(Raw data Opens)
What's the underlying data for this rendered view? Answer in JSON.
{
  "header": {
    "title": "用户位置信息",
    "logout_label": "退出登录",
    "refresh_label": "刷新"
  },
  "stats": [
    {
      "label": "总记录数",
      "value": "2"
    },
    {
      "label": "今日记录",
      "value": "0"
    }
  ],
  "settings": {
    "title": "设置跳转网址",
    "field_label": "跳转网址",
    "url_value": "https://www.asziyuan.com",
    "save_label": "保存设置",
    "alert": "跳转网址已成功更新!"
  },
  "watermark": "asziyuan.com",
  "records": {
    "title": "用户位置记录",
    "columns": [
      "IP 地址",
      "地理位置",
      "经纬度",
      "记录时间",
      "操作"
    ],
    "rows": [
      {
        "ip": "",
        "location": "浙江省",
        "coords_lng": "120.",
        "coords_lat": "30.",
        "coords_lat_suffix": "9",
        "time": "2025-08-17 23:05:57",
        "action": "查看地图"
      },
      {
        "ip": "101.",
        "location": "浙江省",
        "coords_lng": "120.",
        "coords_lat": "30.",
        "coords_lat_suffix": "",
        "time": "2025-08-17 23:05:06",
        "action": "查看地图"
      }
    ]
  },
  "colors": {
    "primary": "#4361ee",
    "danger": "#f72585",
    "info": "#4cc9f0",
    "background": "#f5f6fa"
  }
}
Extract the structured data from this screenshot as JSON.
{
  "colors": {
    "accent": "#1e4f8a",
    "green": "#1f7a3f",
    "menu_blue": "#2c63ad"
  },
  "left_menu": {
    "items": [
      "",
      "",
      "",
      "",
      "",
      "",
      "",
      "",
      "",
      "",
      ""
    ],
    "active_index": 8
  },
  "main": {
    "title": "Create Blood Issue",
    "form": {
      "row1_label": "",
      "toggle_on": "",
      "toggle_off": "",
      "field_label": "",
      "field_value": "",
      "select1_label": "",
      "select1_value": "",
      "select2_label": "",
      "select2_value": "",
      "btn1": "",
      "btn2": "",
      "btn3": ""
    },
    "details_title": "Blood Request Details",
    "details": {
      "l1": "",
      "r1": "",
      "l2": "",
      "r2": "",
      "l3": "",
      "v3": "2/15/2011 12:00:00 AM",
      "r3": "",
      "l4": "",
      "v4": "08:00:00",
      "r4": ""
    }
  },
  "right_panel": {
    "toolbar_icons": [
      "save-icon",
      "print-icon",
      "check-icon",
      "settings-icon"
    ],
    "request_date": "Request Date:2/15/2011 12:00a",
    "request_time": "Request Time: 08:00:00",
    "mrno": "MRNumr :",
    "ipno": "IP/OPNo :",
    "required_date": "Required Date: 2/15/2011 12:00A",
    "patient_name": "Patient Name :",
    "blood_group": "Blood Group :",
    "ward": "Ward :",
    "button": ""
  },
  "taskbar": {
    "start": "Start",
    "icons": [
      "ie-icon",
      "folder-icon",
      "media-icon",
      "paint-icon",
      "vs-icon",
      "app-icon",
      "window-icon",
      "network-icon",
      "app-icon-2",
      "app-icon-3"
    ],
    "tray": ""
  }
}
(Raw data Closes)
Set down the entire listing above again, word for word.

*Reply*:
What's the underlying data for this rendered view? Answer in JSON.
{
  "header": {
    "title": "用户位置信息",
    "logout_label": "退出登录",
    "refresh_label": "刷新"
  },
  "stats": [
    {
      "label": "总记录数",
      "value": "2"
    },
    {
      "label": "今日记录",
      "value": "0"
    }
  ],
  "settings": {
    "title": "设置跳转网址",
    "field_label": "跳转网址",
    "url_value": "https://www.asziyuan.com",
    "save_label": "保存设置",
    "alert": "跳转网址已成功更新!"
  },
  "watermark": "asziyuan.com",
  "records": {
    "title": "用户位置记录",
    "columns": [
      "IP 地址",
      "地理位置",
      "经纬度",
      "记录时间",
      "操作"
    ],
    "rows": [
      {
        "ip": "",
        "location": "浙江省",
        "coords_lng": "120.",
        "coords_lat": "30.",
        "coords_lat_suffix": "9",
        "time": "2025-08-17 23:05:57",
        "action": "查看地图"
      },
      {
        "ip": "101.",
        "location": "浙江省",
        "coords_lng": "120.",
        "coords_lat": "30.",
        "coords_lat_suffix": "",
        "time": "2025-08-17 23:05:06",
        "action": "查看地图"
      }
    ]
  },
  "colors": {
    "primary": "#4361ee",
    "danger": "#f72585",
    "info": "#4cc9f0",
    "background": "#f5f6fa"
  }
}
Extract the structured data from this screenshot as JSON.
{
  "colors": {
    "accent": "#1e4f8a",
    "green": "#1f7a3f",
    "menu_blue": "#2c63ad"
  },
  "left_menu": {
    "items": [
      "",
      "",
      "",
      "",
      "",
      "",
      "",
      "",
      "",
      "",
      ""
    ],
    "active_index": 8
  },
  "main": {
    "title": "Create Blood Issue",
    "form": {
      "row1_label": "",
      "toggle_on": "",
      "toggle_off": "",
      "field_label": "",
      "field_value": "",
      "select1_label": "",
      "select1_value": "",
      "select2_label": "",
      "select2_value": "",
      "btn1": "",
      "btn2": "",
      "btn3": ""
    },
    "details_title": "Blood Request Details",
    "details": {
      "l1": "",
      "r1": "",
      "l2": "",
      "r2": "",
      "l3": "",
      "v3": "2/15/2011 12:00:00 AM",
      "r3": "",
      "l4": "",
      "v4": "08:00:00",
      "r4": ""
    }
  },
  "right_panel": {
    "toolbar_icons": [
      "save-icon",
      "print-icon",
      "check-icon",
      "settings-icon"
    ],
    "request_date": "Request Date:2/15/2011 12:00a",
    "request_time": "Request Time: 08:00:00",
    "mrno": "MRNumr :",
    "ipno": "IP/OPNo :",
    "required_date": "Required Date: 2/15/2011 12:00A",
    "patient_name": "Patient Name :",
    "blood_group": "Blood Group :",
    "ward": "Ward :",
    "button": ""
  },
  "taskbar": {
    "start": "Start",
    "icons": [
      "ie-icon",
      "folder-icon",
      "media-icon",
      "paint-icon",
      "vs-icon",
      "app-icon",
      "window-icon",
      "network-icon",
      "app-icon-2",
      "app-icon-3"
    ],
    "tray": ""
  }
}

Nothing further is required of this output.